The art of tricking readers into misinterpreting language can now be dated back some 3,000 years after new research into a Babylonian version of the story of Noah’s Ark.
A study of a clay tablet discovered in the 19th century in present-day Iraq has found its writers deployed a pre-historic version of “fake news” by providing multiple meanings of the same words when telling the story of a flood.
Nine lines etched into the Flood Tablet, held by the British Museum, suggest that a Babylonian god – Ea – promised a flood of food to Uta-napishti, the pre-Biblical version of Noah, in return for building an ark.
But work by Dr Martin Worthington, a specialist in early Middle Eastern civilisations at St John’s College, Cambridge, has found the language, part of the Epic of Gilgamesh, contains several phonetically-identical alternative – and more sobering – meanings.
‘Manipulation of information and language’
Dr Worthington said: “While Ea’s message seems to promise a rain of food, its hidden meaning warns of the flood. Once the ark is built, Uta-napishti and his family clamber aboard and survive with a menagerie of animals. Everyone else drowns.
“The manipulation of information and language has begun.

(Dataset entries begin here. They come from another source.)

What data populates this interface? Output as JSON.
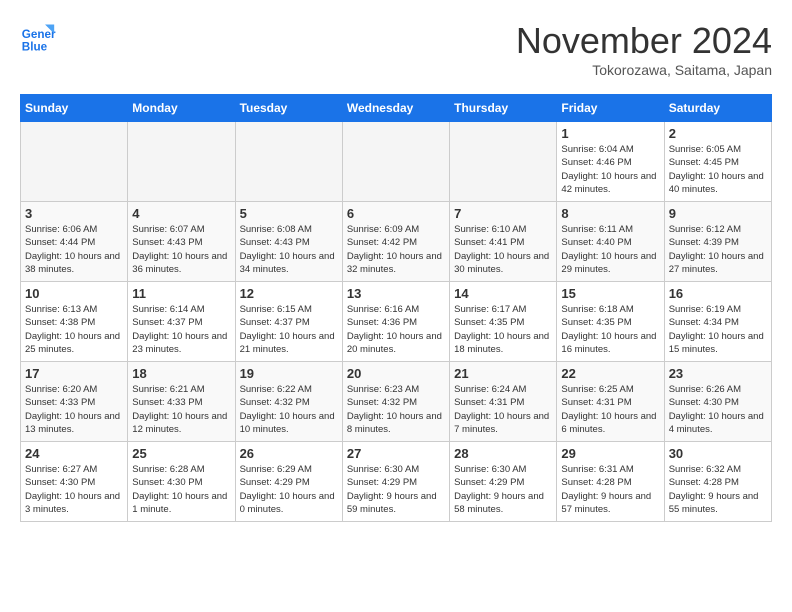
{
  "header": {
    "logo_line1": "General",
    "logo_line2": "Blue",
    "month_title": "November 2024",
    "location": "Tokorozawa, Saitama, Japan"
  },
  "weekdays": [
    "Sunday",
    "Monday",
    "Tuesday",
    "Wednesday",
    "Thursday",
    "Friday",
    "Saturday"
  ],
  "weeks": [
    [
      {
        "day": "",
        "info": ""
      },
      {
        "day": "",
        "info": ""
      },
      {
        "day": "",
        "info": ""
      },
      {
        "day": "",
        "info": ""
      },
      {
        "day": "",
        "info": ""
      },
      {
        "day": "1",
        "info": "Sunrise: 6:04 AM\nSunset: 4:46 PM\nDaylight: 10 hours and 42 minutes."
      },
      {
        "day": "2",
        "info": "Sunrise: 6:05 AM\nSunset: 4:45 PM\nDaylight: 10 hours and 40 minutes."
      }
    ],
    [
      {
        "day": "3",
        "info": "Sunrise: 6:06 AM\nSunset: 4:44 PM\nDaylight: 10 hours and 38 minutes."
      },
      {
        "day": "4",
        "info": "Sunrise: 6:07 AM\nSunset: 4:43 PM\nDaylight: 10 hours and 36 minutes."
      },
      {
        "day": "5",
        "info": "Sunrise: 6:08 AM\nSunset: 4:43 PM\nDaylight: 10 hours and 34 minutes."
      },
      {
        "day": "6",
        "info": "Sunrise: 6:09 AM\nSunset: 4:42 PM\nDaylight: 10 hours and 32 minutes."
      },
      {
        "day": "7",
        "info": "Sunrise: 6:10 AM\nSunset: 4:41 PM\nDaylight: 10 hours and 30 minutes."
      },
      {
        "day": "8",
        "info": "Sunrise: 6:11 AM\nSunset: 4:40 PM\nDaylight: 10 hours and 29 minutes."
      },
      {
        "day": "9",
        "info": "Sunrise: 6:12 AM\nSunset: 4:39 PM\nDaylight: 10 hours and 27 minutes."
      }
    ],
    [
      {
        "day": "10",
        "info": "Sunrise: 6:13 AM\nSunset: 4:38 PM\nDaylight: 10 hours and 25 minutes."
      },
      {
        "day": "11",
        "info": "Sunrise: 6:14 AM\nSunset: 4:37 PM\nDaylight: 10 hours and 23 minutes."
      },
      {
        "day": "12",
        "info": "Sunrise: 6:15 AM\nSunset: 4:37 PM\nDaylight: 10 hours and 21 minutes."
      },
      {
        "day": "13",
        "info": "Sunrise: 6:16 AM\nSunset: 4:36 PM\nDaylight: 10 hours and 20 minutes."
      },
      {
        "day": "14",
        "info": "Sunrise: 6:17 AM\nSunset: 4:35 PM\nDaylight: 10 hours and 18 minutes."
      },
      {
        "day": "15",
        "info": "Sunrise: 6:18 AM\nSunset: 4:35 PM\nDaylight: 10 hours and 16 minutes."
      },
      {
        "day": "16",
        "info": "Sunrise: 6:19 AM\nSunset: 4:34 PM\nDaylight: 10 hours and 15 minutes."
      }
    ],
    [
      {
        "day": "17",
        "info": "Sunrise: 6:20 AM\nSunset: 4:33 PM\nDaylight: 10 hours and 13 minutes."
      },
      {
        "day": "18",
        "info": "Sunrise: 6:21 AM\nSunset: 4:33 PM\nDaylight: 10 hours and 12 minutes."
      },
      {
        "day": "19",
        "info": "Sunrise: 6:22 AM\nSunset: 4:32 PM\nDaylight: 10 hours and 10 minutes."
      },
      {
        "day": "20",
        "info": "Sunrise: 6:23 AM\nSunset: 4:32 PM\nDaylight: 10 hours and 8 minutes."
      },
      {
        "day": "21",
        "info": "Sunrise: 6:24 AM\nSunset: 4:31 PM\nDaylight: 10 hours and 7 minutes."
      },
      {
        "day": "22",
        "info": "Sunrise: 6:25 AM\nSunset: 4:31 PM\nDaylight: 10 hours and 6 minutes."
      },
      {
        "day": "23",
        "info": "Sunrise: 6:26 AM\nSunset: 4:30 PM\nDaylight: 10 hours and 4 minutes."
      }
    ],
    [
      {
        "day": "24",
        "info": "Sunrise: 6:27 AM\nSunset: 4:30 PM\nDaylight: 10 hours and 3 minutes."
      },
      {
        "day": "25",
        "info": "Sunrise: 6:28 AM\nSunset: 4:30 PM\nDaylight: 10 hours and 1 minute."
      },
      {
        "day": "26",
        "info": "Sunrise: 6:29 AM\nSunset: 4:29 PM\nDaylight: 10 hours and 0 minutes."
      },
      {
        "day": "27",
        "info": "Sunrise: 6:30 AM\nSunset: 4:29 PM\nDaylight: 9 hours and 59 minutes."
      },
      {
        "day": "28",
        "info": "Sunrise: 6:30 AM\nSunset: 4:29 PM\nDaylight: 9 hours and 58 minutes."
      },
      {
        "day": "29",
        "info": "Sunrise: 6:31 AM\nSunset: 4:28 PM\nDaylight: 9 hours and 57 minutes."
      },
      {
        "day": "30",
        "info": "Sunrise: 6:32 AM\nSunset: 4:28 PM\nDaylight: 9 hours and 55 minutes."
      }
    ]
  ]
}
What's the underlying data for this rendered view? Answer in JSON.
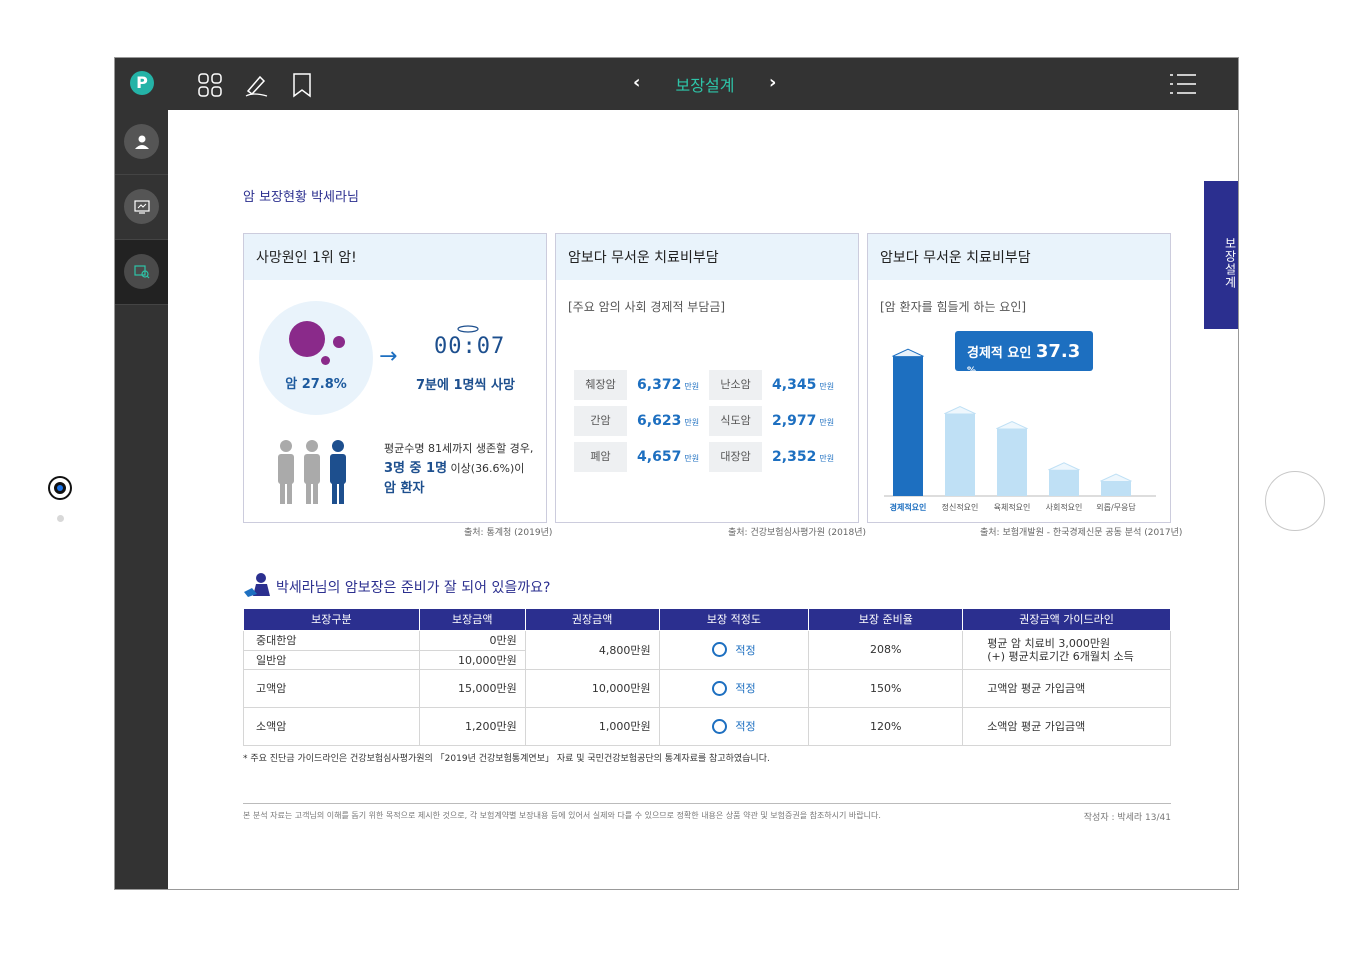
{
  "topbar": {
    "title": "보장설계",
    "logo": "P",
    "icons": [
      "grid-icon",
      "pen-icon",
      "bookmark-icon",
      "chevron-left-icon",
      "chevron-right-icon",
      "list-menu-icon"
    ]
  },
  "side_tab": {
    "label": "보장설계"
  },
  "page": {
    "title": "암 보장현황 박세라님"
  },
  "cards": [
    {
      "heading": "사망원인 1위 암!",
      "bubble_label": "암 27.8%",
      "clock": "00:07",
      "clock_caption": "7분에 1명씩 사망",
      "people_line1": "평균수명 81세까지 생존할 경우,",
      "people_big": "3명 중 1명",
      "people_line2": "이상(36.6%)이",
      "people_line3": "암 환자",
      "source": "출처: 통계청 (2019년)"
    },
    {
      "heading": "암보다 무서운 치료비부담",
      "subtitle": "[주요 암의 사회 경제적 부담금]",
      "unit": "만원",
      "costs": [
        {
          "label": "췌장암",
          "value": "6,372"
        },
        {
          "label": "난소암",
          "value": "4,345"
        },
        {
          "label": "간암",
          "value": "6,623"
        },
        {
          "label": "식도암",
          "value": "2,977"
        },
        {
          "label": "폐암",
          "value": "4,657"
        },
        {
          "label": "대장암",
          "value": "2,352"
        }
      ],
      "source": "출처: 건강보험심사평가원 (2018년)"
    },
    {
      "heading": "암보다 무서운 치료비부담",
      "subtitle": "[암 환자를 힘들게 하는 요인]",
      "callout_label": "경제적 요인",
      "callout_value": "37.3",
      "callout_unit": "%",
      "source": "출처: 보험개발원 - 한국경제신문 공동 분석 (2017년)"
    }
  ],
  "chart_data": {
    "type": "bar",
    "categories": [
      "경제적요인",
      "정신적요인",
      "육체적요인",
      "사회적요인",
      "외롭/무응답"
    ],
    "values": [
      37.3,
      22,
      18,
      7,
      4
    ],
    "highlight_color": "#1d6fc0",
    "other_color": "#bfe0f5"
  },
  "section": {
    "title": "박세라님의 암보장은 준비가 잘 되어 있을까요?"
  },
  "table": {
    "headers": [
      "보장구분",
      "보장금액",
      "권장금액",
      "보장 적정도",
      "보장 준비율",
      "권장금액 가이드라인"
    ],
    "rows": [
      {
        "sub": [
          {
            "name": "중대한암",
            "amount": "0만원"
          },
          {
            "name": "일반암",
            "amount": "10,000만원"
          }
        ],
        "recommended": "4,800만원",
        "adequacy": "적정",
        "ratio": "208%",
        "guide_line1": "평균 암 치료비 3,000만원",
        "guide_line2": "(+) 평균치료기간 6개월치 소득"
      },
      {
        "name": "고액암",
        "amount": "15,000만원",
        "recommended": "10,000만원",
        "adequacy": "적정",
        "ratio": "150%",
        "guide": "고액암 평균 가입금액"
      },
      {
        "name": "소액암",
        "amount": "1,200만원",
        "recommended": "1,000만원",
        "adequacy": "적정",
        "ratio": "120%",
        "guide": "소액암 평균 가입금액"
      }
    ]
  },
  "footnote": "* 주요 진단금 가이드라인은 건강보험심사평가원의 「2019년 건강보험통계연보」 자료 및 국민건강보험공단의 통계자료를 참고하였습니다.",
  "footer": {
    "disclaimer": "본 분석 자료는 고객님의 이해를 돕기 위한 목적으로 제시한 것으로, 각 보험계약별 보장내용 등에 있어서 실제와 다를 수 있으므로 정확한 내용은 상품 약관 및 보험증권을 참조하시기 바랍니다.",
    "author": "작성자 : 박세라 13/41"
  }
}
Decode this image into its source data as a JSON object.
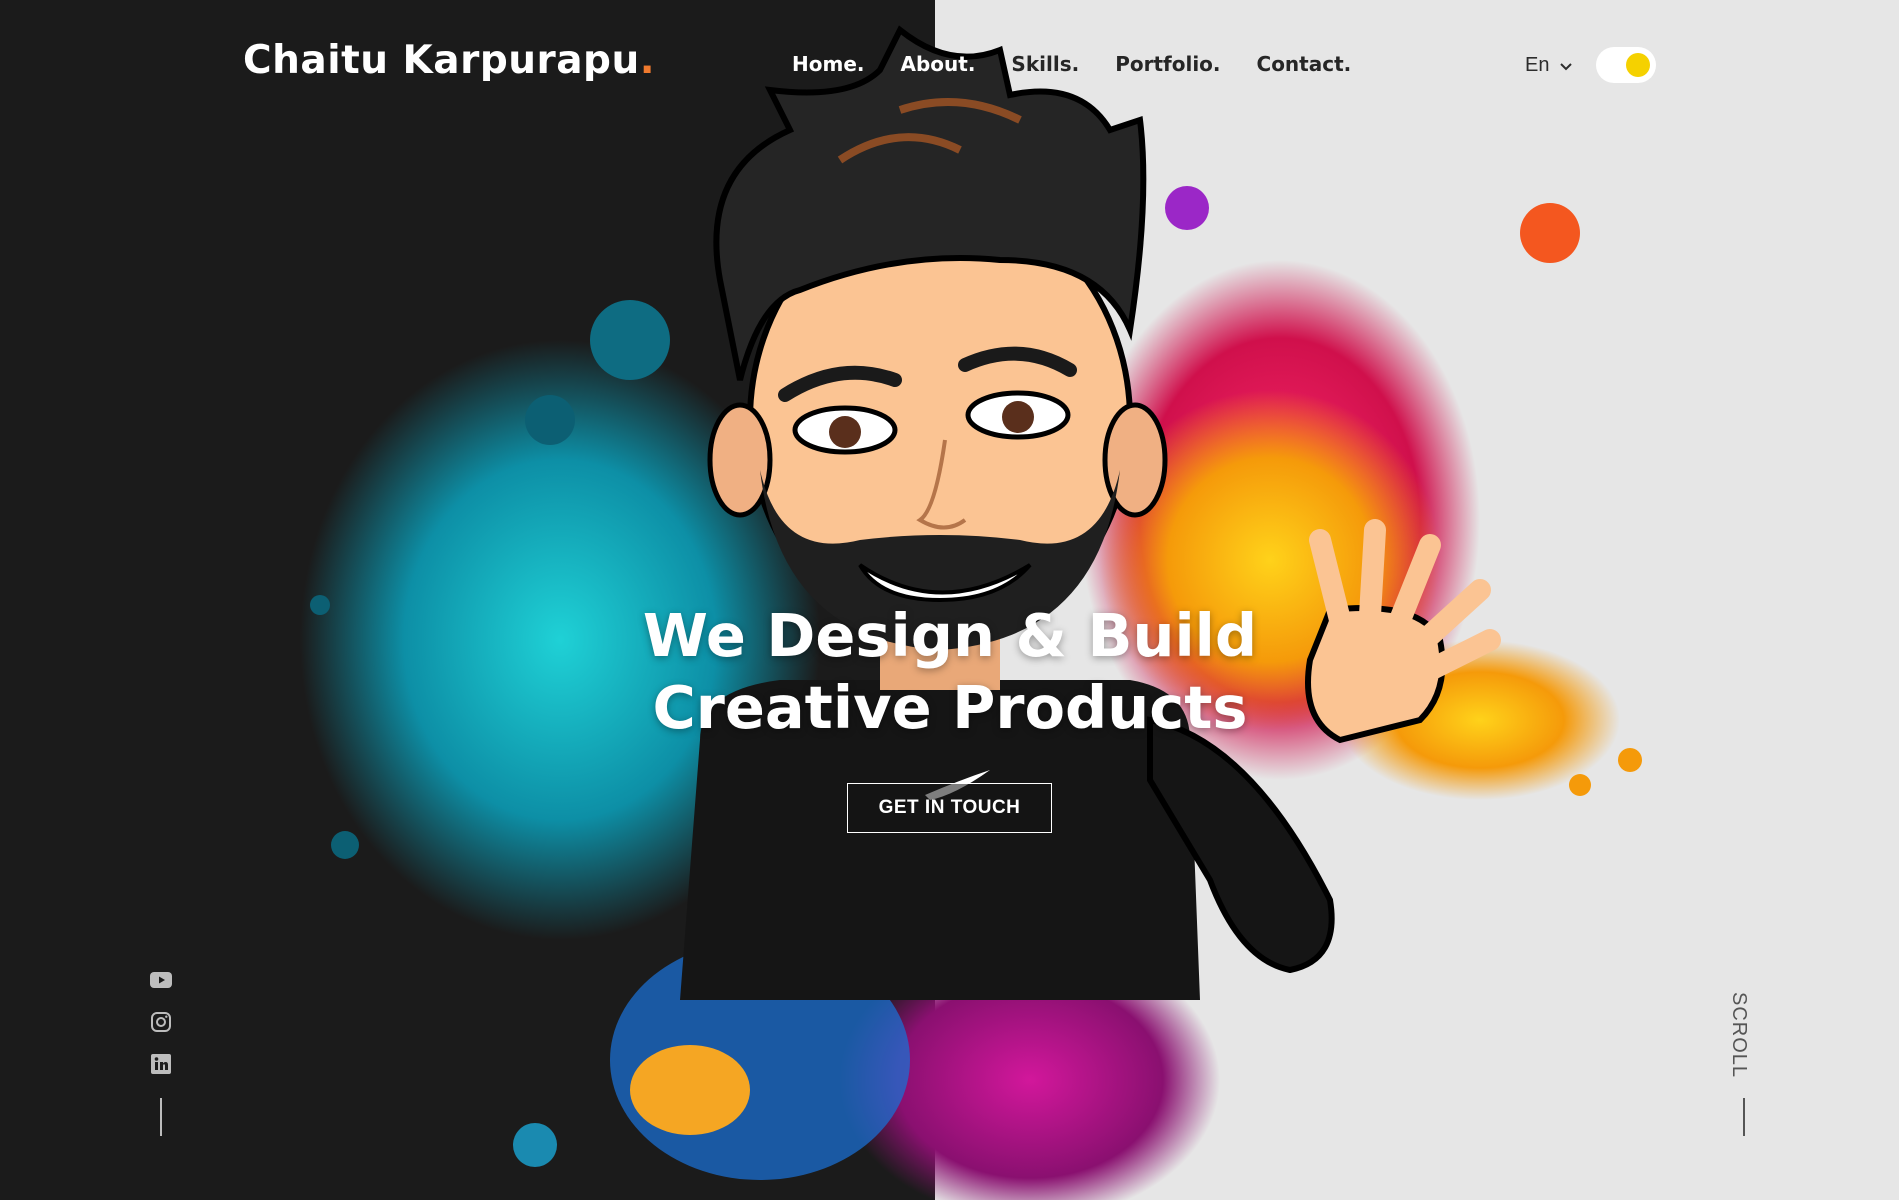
{
  "brand": {
    "name": "Chaitu Karpurapu",
    "dot": "."
  },
  "nav": [
    {
      "label": "Home."
    },
    {
      "label": "About."
    },
    {
      "label": "Skills."
    },
    {
      "label": "Portfolio."
    },
    {
      "label": "Contact."
    }
  ],
  "language": {
    "selected": "En"
  },
  "theme_toggle": {
    "state": "on",
    "knob_color": "#f5d100"
  },
  "hero": {
    "title_line1": "We Design & Build",
    "title_line2": "Creative Products",
    "cta_label": "GET IN TOUCH"
  },
  "social": [
    {
      "icon": "youtube-icon"
    },
    {
      "icon": "instagram-icon"
    },
    {
      "icon": "linkedin-icon"
    }
  ],
  "scroll_label": "SCROLL",
  "colors": {
    "dark_bg": "#1b1b1b",
    "light_bg": "#e6e6e6",
    "accent": "#f07a2e"
  }
}
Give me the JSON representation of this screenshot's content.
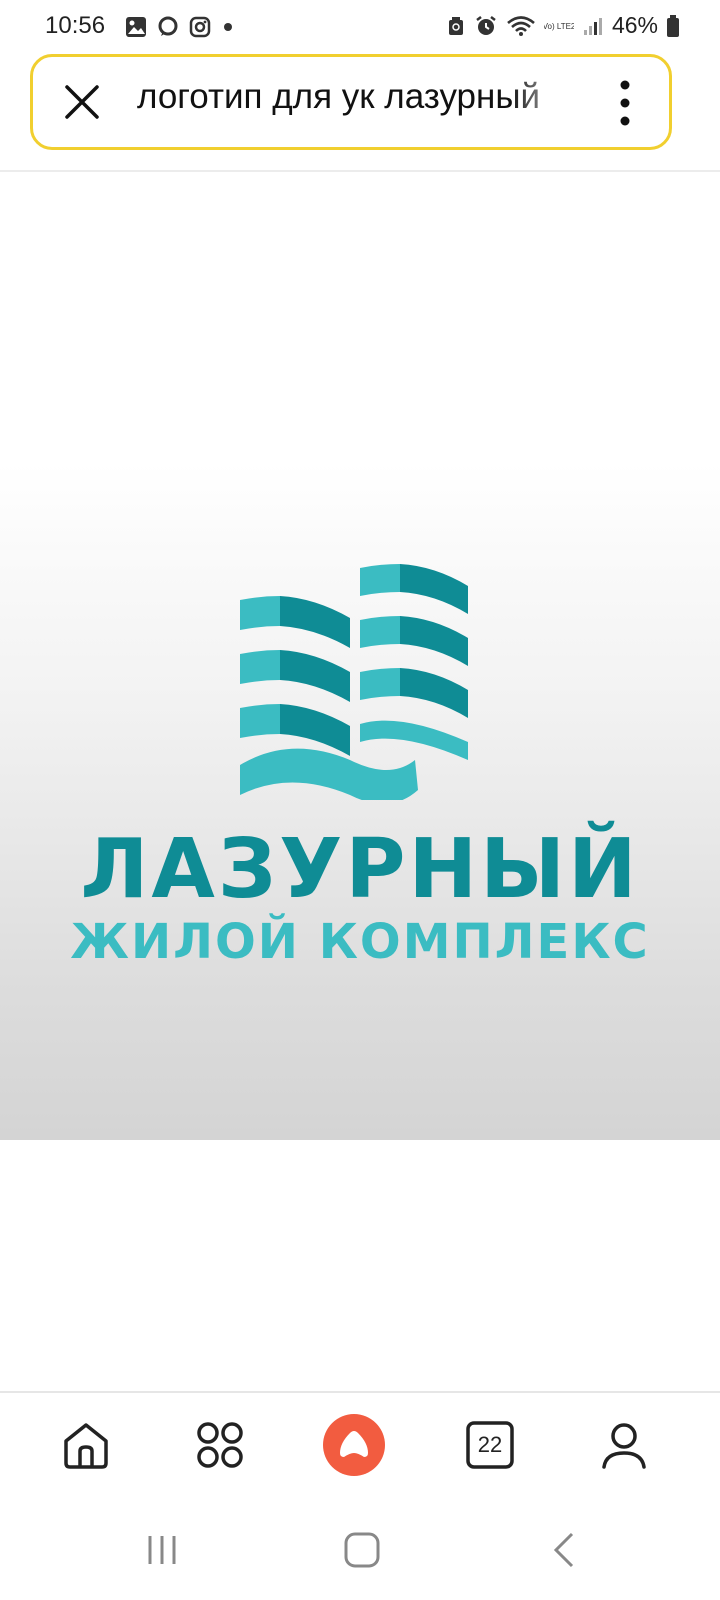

It may be the earliest ever example of fake news.”
The Babylonian story, which is widely believed by scholars to have inspired the Biblical tale of Noah, contains lines which can be positively interpreted Ea saying: “At dawn there will be… cakes/ In the evening he will rain down upon you a shower of wheat.”
But Dr Worthington has uncovered a series of second meanings in the words of a language which has not been spoken for two millennia.
One of the new interpretations is: “By means of incantations/By means of wind-demons, he will rain down upon you rain as thick as [grains of] wheat.”